### Work to be completed
Please copy each line in the records below that contains the string "name".

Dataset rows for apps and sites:
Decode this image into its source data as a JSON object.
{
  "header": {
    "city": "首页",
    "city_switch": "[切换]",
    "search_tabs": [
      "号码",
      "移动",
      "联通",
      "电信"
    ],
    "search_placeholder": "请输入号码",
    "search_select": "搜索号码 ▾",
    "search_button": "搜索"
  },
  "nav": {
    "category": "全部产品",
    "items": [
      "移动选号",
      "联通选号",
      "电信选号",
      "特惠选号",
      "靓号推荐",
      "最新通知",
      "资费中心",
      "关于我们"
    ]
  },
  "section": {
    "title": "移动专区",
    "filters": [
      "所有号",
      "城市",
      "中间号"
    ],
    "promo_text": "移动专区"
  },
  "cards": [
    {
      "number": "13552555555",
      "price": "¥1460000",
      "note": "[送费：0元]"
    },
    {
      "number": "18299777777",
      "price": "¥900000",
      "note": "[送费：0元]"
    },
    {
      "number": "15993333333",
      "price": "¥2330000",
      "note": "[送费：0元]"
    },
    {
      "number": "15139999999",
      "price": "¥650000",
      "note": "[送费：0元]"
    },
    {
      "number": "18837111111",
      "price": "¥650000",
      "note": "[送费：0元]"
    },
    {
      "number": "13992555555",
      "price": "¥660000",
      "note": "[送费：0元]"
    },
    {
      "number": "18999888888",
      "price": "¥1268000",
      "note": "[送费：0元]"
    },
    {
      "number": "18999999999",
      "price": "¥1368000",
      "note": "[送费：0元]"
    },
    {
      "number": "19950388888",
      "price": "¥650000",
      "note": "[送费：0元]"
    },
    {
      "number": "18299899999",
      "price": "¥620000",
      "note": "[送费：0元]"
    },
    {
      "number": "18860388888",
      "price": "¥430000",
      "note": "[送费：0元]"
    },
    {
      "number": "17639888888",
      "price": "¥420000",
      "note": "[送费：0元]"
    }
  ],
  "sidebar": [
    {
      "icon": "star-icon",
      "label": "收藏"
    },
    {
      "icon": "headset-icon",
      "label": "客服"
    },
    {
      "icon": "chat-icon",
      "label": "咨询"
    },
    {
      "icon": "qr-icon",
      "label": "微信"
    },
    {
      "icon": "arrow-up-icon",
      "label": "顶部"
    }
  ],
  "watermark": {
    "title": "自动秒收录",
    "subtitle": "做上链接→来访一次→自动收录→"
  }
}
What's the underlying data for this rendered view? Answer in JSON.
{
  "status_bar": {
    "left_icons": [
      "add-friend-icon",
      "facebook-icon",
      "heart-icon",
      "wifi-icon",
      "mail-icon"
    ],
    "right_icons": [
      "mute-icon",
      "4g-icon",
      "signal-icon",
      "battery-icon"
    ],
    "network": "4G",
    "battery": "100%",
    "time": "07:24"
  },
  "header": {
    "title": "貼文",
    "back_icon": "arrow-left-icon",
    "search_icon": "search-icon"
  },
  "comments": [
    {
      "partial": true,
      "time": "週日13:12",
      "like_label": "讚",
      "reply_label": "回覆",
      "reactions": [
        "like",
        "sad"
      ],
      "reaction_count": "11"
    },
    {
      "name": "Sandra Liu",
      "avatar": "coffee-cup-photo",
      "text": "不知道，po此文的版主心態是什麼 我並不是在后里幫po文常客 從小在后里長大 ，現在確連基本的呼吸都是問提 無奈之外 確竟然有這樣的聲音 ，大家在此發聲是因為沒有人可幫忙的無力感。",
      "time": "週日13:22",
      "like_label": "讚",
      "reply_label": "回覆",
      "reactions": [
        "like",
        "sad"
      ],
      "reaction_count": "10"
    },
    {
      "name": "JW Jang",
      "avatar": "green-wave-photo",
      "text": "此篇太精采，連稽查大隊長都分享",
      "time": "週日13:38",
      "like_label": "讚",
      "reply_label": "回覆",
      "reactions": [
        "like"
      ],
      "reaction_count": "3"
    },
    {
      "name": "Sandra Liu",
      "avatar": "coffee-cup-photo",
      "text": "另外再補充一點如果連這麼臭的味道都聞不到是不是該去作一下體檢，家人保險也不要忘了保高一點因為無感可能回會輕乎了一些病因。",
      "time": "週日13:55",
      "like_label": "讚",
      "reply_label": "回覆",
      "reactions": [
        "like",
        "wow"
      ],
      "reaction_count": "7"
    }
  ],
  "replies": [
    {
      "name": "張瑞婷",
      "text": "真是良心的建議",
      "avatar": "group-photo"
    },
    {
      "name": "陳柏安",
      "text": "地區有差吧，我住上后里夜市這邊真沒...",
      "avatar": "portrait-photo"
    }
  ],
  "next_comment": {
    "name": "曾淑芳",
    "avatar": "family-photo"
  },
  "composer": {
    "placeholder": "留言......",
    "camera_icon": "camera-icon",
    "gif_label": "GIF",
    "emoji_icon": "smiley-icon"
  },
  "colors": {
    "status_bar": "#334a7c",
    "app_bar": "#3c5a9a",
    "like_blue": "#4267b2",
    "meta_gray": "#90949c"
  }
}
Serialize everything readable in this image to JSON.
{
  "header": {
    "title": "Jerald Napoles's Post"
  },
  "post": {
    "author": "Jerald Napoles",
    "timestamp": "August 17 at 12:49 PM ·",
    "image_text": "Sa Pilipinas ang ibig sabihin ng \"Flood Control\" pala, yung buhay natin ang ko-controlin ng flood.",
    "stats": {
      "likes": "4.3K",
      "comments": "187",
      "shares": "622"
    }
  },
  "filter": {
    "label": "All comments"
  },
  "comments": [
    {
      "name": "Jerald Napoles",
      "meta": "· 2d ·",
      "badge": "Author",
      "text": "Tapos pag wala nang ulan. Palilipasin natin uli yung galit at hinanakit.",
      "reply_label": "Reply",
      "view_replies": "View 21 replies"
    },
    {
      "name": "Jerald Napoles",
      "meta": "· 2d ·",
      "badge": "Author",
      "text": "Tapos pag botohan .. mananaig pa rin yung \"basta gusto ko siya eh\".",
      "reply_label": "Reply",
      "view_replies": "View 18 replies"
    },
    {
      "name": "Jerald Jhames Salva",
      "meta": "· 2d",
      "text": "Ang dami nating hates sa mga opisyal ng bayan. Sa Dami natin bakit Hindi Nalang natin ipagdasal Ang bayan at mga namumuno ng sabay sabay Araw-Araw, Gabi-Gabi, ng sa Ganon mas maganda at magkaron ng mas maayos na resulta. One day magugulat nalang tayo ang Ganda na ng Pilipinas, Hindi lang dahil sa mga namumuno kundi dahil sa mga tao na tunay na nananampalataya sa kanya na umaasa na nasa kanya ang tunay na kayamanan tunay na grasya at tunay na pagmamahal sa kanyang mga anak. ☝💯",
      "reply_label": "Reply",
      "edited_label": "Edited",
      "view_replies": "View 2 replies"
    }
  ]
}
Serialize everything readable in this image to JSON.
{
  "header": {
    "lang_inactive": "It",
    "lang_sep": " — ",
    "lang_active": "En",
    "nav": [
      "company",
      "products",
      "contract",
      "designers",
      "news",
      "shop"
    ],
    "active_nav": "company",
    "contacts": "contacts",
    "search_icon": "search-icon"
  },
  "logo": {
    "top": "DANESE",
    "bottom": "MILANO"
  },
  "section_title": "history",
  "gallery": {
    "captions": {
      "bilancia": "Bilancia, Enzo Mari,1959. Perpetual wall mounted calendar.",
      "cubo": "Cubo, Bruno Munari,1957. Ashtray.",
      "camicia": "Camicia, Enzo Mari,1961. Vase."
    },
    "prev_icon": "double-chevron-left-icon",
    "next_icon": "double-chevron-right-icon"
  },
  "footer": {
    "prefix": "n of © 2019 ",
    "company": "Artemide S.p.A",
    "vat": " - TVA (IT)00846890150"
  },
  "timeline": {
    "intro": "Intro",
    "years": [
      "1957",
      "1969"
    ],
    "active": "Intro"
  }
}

### Output of the task
      "name": "Sandra Liu",
      "name": "JW Jang",
      "name": "Sandra Liu",
      "name": "張瑞婷",
      "name": "陳柏安",
    "name": "曾淑芳",
      "name": "Jerald Napoles",
      "name": "Jerald Napoles",
      "name": "Jerald Jhames Salva",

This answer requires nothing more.